The two professors were blunt and funny. They embodied the financial promise of a Harvard business degree: If the professors liked you, students knew, they might advise and even back you.
As Frei reviewed her tapes at night, making notes as she went along, she looked for ways to instill that confidence. The women, who plainly wanted to be liked, sometimes failed to assert their authority. But when they were challenged, they turned too tough, responding defensively.
Frei urged them to project warmth and high expectations at the same time, to avoid trying to bolster their credibility with soliloquies about their own research. "I think the class might be a little too much about you, and not enough about the students," she would tell them.
Yet all the attention, along with other efforts to support female faculty, made no immediate impact on the numbers of female teachers. So few women were coming to teach at the school that evening out the numbers seemed almost impossible.
As their final semester drew to a close, the students were preoccupied with the looming question of their own employment. Like graduates before them, more men would be going into higher-paying areas like finance and more women going into lower-paying ones like marketing.

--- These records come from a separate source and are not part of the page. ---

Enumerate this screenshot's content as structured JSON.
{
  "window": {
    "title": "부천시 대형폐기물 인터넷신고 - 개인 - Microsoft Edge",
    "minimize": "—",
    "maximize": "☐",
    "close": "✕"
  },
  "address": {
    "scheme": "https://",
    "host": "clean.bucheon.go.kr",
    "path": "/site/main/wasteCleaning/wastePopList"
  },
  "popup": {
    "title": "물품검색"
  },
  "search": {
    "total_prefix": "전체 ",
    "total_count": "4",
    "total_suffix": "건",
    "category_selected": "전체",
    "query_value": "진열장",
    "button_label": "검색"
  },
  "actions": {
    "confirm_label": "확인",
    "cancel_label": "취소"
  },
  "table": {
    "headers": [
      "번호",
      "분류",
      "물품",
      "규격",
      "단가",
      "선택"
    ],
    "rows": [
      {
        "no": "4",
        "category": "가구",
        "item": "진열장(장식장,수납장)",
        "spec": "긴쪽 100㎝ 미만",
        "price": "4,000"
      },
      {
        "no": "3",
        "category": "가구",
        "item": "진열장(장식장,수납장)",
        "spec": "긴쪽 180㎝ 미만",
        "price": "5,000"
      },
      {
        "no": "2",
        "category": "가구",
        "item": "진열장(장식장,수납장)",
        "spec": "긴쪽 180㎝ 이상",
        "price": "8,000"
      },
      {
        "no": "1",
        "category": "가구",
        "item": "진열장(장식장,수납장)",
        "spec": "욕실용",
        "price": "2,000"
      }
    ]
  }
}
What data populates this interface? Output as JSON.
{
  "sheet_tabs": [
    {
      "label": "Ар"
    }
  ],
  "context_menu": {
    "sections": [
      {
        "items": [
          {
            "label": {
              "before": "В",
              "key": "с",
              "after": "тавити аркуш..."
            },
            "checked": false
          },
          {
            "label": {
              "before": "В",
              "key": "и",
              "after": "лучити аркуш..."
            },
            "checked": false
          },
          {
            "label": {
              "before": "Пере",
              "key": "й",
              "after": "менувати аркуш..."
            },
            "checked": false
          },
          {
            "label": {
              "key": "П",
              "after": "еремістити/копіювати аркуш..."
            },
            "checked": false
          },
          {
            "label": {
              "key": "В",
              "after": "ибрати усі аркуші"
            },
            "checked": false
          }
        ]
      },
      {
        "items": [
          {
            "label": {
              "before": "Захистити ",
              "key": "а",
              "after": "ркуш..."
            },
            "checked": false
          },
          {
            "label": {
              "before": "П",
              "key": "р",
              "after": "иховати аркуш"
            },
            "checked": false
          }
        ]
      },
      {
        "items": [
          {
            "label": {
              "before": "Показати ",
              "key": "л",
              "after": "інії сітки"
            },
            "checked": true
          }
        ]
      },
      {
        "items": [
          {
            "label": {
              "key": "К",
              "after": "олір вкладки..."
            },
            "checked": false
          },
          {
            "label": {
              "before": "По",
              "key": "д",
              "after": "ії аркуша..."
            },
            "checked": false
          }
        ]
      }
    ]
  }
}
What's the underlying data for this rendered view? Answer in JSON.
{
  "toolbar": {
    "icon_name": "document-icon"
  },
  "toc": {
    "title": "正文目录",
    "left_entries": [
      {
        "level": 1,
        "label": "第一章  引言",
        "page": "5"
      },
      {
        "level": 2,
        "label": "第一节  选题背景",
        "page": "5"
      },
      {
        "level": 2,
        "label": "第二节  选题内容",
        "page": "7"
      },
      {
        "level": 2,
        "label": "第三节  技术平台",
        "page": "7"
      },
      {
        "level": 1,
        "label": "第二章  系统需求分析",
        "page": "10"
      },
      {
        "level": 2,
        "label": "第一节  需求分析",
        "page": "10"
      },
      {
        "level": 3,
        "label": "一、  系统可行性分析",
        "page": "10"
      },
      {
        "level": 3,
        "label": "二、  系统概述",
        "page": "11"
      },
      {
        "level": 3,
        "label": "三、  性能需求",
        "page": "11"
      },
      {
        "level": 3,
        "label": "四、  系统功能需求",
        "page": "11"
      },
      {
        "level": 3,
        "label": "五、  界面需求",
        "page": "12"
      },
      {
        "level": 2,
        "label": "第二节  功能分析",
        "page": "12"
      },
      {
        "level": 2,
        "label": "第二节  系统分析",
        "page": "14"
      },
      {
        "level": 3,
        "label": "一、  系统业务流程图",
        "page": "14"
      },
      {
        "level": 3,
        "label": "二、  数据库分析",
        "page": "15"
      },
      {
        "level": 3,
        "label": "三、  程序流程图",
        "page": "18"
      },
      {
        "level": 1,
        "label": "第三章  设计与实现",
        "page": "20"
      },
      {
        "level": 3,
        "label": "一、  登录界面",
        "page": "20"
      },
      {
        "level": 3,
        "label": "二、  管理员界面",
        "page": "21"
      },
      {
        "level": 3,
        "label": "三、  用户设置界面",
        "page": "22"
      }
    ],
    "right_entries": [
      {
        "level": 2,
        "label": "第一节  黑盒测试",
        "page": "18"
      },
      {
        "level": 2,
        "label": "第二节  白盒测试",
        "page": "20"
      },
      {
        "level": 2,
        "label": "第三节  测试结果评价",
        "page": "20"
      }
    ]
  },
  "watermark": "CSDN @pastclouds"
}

The deans had not focused on career choice, earning power or staying in the workforce; they felt they first needed to address campus issues. Besides, the earning gap posed a dilemma: They were hoping fewer students would default to finance as a career. "Have the courage to make the choices early in your life that are determined by your passions," Nohria told students.
Plenty of women had taken Ruback and Yudkoff's classes on acquiring and running businesses, including Upton, who had delivered the crackerjack finance presentation. She counted 30 to 40 classmates planning search funds, all men except for a no-nonsense engineer named Jennifer Braus. The professors eventually decided to finance and advise Braus, hoping other Harvard women would follow. "Nothing succeeds like success," Ruback said.
Upton decided to take a far lower-risk job managing a wealthy family's investments in Pittsburgh, where her fiance; lived. "You can either be a frontier charger or have an easier, happier life," she said.
Of all the ceremonies and receptions during graduation week, the most venerated was the George F. Baker Scholar Luncheon, for the top 5 percent of the class.
In recent years, the glory of the luncheon had been dimmed by discomfort at the low number of female honorees. But this year, almost 40 percent of the Baker scholars were women.
One of the Baker scholars was Boyarsky, the classroom truth-teller. Two hours after the luncheon, she stepped up to a lectern to address thousands of graduates, faculty members and parents. Of the two dozen or so men and only two women who had tried out before a student committee, she had beaten them all, with a witty, self-deprecating speech unlike any in the school's memory.
"I entered HBS as a truly 'untraditional applicant': morbidly obese," she said.
The theme of her speech was finding the courage to make necessary but painful changes. "Courage is a brand new HBS professor, younger than some of her students, teaching her very first class on her very first day," she said. "Courage is one woman" - the one who reported the groping episode - "who wakes the entire school up to the fact that gender relations still have a long way to go at HBS."
And, Boyarsky continued, she had lost more than 100 pounds during her final year at Harvard. "Courage was then me battling the urge to be defensive - something I believe I had been for a long time about this particular issue - and taking a hard, honest look within myself to figure out what had prevented change," she said.
Even before she finished, her phone was buzzing with emails and texts from classmates. She was the girl everyone wished they had gotten to know better, the graduation-week equivalent of the person whose obituary made you wish you had followed her work. She had closed the two-year experiment by making the best possible case for it. "This is the student they chose to show off to the world," said Youngme Moon, dean of the MBA program.
© 2013, The New York Times News Service